WORK ORDER:
Report every line of the data where the string "this" appears.

* * *

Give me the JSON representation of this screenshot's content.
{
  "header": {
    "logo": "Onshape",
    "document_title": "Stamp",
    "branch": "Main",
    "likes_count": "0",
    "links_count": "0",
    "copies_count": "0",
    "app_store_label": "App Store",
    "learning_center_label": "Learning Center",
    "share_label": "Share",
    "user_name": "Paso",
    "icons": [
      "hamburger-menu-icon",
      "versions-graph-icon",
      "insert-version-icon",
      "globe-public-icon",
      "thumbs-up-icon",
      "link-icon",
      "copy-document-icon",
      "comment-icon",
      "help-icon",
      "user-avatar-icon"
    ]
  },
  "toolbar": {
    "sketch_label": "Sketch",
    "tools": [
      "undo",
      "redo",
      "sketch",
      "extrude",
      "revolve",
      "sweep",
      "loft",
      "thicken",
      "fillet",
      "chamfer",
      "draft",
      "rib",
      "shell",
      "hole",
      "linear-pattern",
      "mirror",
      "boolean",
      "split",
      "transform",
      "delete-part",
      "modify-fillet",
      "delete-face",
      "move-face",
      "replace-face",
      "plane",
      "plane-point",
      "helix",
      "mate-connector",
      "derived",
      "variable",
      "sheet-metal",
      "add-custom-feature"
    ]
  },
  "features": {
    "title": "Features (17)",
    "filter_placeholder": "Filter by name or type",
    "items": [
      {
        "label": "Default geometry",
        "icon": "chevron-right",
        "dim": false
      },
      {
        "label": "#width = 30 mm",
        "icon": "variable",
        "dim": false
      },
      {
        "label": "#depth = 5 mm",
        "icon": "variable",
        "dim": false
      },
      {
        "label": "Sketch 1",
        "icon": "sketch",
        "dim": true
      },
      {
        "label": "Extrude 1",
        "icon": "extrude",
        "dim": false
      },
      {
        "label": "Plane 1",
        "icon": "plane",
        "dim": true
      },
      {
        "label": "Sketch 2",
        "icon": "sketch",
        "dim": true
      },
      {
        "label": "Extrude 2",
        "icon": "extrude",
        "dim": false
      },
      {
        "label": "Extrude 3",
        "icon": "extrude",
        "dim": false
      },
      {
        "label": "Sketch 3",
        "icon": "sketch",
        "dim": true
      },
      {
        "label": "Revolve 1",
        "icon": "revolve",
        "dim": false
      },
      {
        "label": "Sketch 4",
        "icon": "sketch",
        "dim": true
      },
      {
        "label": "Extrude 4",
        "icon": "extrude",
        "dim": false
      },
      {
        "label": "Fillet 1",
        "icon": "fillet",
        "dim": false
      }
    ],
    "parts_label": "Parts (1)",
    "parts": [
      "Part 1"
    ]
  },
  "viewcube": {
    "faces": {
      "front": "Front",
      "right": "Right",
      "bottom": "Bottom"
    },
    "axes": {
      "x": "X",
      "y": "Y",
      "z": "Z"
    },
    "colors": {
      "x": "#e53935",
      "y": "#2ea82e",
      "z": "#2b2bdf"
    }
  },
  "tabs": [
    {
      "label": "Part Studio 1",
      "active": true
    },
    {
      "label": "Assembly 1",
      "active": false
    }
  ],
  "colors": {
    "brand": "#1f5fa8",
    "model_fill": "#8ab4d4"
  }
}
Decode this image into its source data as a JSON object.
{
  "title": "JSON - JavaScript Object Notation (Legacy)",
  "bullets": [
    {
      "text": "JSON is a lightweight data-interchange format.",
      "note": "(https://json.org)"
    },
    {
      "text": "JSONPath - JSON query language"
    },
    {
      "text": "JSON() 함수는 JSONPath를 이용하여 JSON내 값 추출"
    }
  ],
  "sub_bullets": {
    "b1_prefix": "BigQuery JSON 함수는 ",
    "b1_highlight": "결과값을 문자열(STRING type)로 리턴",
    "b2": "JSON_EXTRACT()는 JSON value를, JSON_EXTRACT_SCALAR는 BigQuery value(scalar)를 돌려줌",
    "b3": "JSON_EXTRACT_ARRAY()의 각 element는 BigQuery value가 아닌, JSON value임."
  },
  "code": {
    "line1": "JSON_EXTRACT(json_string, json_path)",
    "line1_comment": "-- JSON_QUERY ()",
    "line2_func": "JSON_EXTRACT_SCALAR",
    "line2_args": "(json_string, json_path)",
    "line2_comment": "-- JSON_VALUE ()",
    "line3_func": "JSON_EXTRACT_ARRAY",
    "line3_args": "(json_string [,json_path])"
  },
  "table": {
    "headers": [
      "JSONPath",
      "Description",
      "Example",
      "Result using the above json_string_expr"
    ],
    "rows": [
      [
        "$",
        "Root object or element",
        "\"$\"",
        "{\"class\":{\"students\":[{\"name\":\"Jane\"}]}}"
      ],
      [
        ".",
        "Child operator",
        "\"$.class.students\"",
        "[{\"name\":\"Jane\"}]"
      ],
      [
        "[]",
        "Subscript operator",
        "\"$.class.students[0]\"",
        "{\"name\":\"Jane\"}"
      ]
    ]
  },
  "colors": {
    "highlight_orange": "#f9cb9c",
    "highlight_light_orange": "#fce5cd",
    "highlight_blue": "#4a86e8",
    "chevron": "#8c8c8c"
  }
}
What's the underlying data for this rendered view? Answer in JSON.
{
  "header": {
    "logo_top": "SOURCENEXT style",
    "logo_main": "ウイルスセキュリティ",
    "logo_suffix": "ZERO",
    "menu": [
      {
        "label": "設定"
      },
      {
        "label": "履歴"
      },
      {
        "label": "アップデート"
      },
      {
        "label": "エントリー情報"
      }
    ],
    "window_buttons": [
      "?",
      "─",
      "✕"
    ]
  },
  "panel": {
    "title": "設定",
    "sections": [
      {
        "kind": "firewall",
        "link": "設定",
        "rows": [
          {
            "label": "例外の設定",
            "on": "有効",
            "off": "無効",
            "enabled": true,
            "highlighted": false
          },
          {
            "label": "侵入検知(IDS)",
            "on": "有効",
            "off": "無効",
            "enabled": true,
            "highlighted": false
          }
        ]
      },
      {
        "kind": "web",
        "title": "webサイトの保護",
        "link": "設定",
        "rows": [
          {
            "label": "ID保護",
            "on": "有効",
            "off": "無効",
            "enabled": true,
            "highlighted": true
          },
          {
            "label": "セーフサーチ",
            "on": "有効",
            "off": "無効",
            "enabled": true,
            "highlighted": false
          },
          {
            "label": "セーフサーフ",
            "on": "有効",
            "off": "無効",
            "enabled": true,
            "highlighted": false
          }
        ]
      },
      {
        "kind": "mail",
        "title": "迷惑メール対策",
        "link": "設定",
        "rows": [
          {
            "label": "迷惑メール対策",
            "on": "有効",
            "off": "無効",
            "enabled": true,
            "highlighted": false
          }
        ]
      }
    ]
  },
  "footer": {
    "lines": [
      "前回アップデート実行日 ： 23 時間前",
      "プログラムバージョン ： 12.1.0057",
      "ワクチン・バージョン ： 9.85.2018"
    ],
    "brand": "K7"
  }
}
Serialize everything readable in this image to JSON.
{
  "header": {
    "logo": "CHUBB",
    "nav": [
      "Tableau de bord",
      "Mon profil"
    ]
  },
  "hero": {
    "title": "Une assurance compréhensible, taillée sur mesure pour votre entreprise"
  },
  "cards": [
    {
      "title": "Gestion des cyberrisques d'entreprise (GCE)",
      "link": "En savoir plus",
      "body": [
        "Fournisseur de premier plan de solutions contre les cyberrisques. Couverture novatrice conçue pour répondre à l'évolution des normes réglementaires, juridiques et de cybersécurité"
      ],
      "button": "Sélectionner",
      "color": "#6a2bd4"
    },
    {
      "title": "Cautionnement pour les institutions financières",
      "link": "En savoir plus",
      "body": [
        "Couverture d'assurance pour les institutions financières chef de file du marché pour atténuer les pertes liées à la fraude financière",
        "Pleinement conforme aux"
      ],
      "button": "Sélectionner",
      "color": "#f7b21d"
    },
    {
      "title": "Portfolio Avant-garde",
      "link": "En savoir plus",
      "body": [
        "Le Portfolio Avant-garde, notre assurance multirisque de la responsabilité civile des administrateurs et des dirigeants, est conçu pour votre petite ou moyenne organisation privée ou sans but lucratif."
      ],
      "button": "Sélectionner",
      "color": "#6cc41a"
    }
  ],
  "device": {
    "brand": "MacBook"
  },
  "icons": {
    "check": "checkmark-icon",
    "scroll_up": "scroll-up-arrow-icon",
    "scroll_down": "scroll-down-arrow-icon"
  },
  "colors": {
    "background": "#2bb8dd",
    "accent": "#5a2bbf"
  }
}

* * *

TASK SOLUTION:
Give me the JSON representation of this screenshot's content.
Decode this image into its source data as a JSON object.
What's the underlying data for this rendered view? Answer in JSON.
Serialize everything readable in this image to JSON.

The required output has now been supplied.